[Stored records]
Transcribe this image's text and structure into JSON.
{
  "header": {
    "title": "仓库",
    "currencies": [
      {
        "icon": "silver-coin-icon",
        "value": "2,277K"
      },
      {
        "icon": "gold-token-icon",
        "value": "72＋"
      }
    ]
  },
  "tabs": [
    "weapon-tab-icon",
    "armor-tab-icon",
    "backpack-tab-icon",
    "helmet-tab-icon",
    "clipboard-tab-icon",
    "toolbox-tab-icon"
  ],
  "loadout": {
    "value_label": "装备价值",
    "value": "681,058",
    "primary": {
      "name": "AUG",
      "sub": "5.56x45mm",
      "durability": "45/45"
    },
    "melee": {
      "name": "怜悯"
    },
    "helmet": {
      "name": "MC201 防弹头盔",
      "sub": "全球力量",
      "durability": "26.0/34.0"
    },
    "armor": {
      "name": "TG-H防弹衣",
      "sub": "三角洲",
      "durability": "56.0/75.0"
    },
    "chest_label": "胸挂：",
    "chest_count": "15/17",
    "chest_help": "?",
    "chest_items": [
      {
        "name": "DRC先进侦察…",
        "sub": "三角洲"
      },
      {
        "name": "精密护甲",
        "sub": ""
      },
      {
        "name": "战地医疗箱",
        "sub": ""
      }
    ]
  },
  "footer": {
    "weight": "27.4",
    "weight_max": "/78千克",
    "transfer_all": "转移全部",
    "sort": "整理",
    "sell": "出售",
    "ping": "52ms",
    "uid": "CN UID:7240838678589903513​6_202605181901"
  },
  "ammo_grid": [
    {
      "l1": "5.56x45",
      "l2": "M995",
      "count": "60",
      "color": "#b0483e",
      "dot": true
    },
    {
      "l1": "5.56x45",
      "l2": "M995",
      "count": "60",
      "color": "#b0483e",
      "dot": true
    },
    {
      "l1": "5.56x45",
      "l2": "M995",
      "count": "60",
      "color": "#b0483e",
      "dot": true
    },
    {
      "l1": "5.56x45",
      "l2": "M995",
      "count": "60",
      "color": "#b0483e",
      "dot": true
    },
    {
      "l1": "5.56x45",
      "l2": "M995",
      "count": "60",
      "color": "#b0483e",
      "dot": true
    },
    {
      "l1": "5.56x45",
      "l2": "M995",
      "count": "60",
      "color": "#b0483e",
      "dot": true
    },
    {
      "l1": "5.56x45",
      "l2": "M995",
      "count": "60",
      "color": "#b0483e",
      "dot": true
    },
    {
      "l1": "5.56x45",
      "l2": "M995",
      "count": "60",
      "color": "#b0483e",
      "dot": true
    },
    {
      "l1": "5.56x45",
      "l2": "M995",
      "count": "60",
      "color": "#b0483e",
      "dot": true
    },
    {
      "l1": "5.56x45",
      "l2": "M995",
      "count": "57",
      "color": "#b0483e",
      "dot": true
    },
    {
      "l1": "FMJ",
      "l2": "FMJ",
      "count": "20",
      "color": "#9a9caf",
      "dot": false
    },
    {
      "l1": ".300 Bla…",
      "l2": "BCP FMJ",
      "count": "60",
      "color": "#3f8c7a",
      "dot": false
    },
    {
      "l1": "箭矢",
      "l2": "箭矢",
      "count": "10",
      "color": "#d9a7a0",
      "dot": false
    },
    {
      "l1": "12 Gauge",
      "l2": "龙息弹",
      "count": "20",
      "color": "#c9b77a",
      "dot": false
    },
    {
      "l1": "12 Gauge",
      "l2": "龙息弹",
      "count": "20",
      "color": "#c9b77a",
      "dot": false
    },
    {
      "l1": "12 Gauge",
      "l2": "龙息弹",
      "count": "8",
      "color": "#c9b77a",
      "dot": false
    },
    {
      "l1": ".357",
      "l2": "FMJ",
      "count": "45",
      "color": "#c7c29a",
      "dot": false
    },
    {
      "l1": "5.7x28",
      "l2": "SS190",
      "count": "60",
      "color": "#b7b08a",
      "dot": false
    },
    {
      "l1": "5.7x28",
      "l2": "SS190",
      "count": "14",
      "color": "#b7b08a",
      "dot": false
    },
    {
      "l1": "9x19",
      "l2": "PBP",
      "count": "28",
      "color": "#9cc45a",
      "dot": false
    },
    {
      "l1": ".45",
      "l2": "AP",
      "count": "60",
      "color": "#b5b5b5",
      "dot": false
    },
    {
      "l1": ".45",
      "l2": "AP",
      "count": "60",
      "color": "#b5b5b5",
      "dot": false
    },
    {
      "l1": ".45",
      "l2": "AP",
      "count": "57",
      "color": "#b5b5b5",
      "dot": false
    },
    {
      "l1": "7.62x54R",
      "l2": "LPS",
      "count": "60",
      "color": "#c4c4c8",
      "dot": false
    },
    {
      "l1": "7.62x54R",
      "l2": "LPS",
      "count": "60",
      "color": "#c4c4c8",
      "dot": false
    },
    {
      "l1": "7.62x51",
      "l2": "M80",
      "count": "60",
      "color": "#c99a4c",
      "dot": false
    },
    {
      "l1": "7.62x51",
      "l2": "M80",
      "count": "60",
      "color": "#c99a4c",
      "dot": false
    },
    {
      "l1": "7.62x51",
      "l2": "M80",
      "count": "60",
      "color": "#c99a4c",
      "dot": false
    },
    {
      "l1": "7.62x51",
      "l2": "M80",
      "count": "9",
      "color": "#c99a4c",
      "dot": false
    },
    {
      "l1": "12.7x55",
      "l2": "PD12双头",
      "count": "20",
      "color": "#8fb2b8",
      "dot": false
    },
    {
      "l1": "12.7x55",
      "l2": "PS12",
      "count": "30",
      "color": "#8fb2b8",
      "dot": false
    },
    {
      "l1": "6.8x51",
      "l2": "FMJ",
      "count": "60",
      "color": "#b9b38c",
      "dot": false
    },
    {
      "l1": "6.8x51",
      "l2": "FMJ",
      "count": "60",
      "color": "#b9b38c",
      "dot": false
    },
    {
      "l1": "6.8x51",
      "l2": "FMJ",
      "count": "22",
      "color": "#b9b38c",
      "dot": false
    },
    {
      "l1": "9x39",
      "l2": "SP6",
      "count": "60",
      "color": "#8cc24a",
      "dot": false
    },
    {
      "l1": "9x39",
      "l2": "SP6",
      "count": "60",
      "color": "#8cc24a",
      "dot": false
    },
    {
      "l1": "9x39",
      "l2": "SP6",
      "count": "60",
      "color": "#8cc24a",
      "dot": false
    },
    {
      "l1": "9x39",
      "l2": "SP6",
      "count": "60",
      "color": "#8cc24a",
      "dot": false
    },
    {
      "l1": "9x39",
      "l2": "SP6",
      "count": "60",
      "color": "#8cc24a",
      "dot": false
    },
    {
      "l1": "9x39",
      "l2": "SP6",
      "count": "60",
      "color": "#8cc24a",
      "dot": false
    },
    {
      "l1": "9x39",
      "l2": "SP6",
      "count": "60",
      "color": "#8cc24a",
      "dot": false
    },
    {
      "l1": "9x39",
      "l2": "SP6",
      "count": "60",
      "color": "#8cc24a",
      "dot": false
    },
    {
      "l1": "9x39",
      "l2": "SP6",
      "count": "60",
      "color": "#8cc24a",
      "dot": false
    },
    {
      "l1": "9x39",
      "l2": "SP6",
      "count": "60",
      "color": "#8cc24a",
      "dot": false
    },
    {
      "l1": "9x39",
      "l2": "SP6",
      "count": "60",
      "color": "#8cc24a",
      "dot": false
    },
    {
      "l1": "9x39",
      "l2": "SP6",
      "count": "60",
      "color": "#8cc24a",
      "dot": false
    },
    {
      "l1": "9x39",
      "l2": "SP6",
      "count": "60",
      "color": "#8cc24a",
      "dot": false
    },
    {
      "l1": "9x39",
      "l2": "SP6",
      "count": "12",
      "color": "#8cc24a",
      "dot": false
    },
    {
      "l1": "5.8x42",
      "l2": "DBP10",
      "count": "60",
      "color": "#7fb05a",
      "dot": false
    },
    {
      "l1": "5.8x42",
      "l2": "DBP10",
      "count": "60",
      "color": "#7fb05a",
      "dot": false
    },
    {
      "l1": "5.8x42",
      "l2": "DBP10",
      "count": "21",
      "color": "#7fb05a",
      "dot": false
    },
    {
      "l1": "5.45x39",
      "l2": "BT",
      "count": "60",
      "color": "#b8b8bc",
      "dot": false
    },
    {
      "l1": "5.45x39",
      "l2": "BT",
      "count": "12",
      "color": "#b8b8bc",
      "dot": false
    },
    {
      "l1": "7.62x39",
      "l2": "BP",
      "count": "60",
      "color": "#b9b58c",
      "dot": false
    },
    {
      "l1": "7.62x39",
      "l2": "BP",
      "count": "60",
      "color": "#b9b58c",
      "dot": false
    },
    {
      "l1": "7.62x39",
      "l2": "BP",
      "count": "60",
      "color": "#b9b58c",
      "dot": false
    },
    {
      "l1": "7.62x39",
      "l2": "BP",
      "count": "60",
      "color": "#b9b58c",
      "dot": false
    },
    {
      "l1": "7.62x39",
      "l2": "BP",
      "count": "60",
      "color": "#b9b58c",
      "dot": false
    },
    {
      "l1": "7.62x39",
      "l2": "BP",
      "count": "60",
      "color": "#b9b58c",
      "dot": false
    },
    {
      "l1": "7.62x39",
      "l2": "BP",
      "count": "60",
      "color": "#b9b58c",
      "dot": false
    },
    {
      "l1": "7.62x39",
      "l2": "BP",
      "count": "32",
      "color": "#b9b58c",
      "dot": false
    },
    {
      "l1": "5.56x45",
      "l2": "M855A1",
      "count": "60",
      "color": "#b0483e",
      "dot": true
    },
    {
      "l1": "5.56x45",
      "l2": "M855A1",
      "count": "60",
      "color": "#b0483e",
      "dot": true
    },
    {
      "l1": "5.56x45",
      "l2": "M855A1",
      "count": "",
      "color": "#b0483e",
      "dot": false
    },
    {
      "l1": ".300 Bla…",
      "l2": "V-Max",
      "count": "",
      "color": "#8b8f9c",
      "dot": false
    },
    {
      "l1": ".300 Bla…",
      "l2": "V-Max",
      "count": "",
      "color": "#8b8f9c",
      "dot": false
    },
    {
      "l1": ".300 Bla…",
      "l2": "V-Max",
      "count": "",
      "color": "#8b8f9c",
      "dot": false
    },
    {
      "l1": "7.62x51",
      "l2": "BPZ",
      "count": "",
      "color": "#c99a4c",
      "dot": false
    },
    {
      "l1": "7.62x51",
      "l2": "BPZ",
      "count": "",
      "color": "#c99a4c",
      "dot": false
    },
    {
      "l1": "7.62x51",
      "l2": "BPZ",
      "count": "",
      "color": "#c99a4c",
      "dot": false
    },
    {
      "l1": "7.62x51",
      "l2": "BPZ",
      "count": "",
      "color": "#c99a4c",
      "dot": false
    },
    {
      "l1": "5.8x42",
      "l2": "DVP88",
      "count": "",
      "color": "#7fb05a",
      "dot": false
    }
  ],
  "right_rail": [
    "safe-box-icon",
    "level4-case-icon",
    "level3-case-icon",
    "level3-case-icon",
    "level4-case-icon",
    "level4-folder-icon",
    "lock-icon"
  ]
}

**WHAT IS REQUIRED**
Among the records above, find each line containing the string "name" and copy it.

**EXERCISE RESULT**
      "name": "AUG",
      "name": "怜悯"
      "name": "MC201 防弹头盔",
      "name": "TG-H防弹衣",
        "name": "DRC先进侦察…",
        "name": "精密护甲",
        "name": "战地医疗箱",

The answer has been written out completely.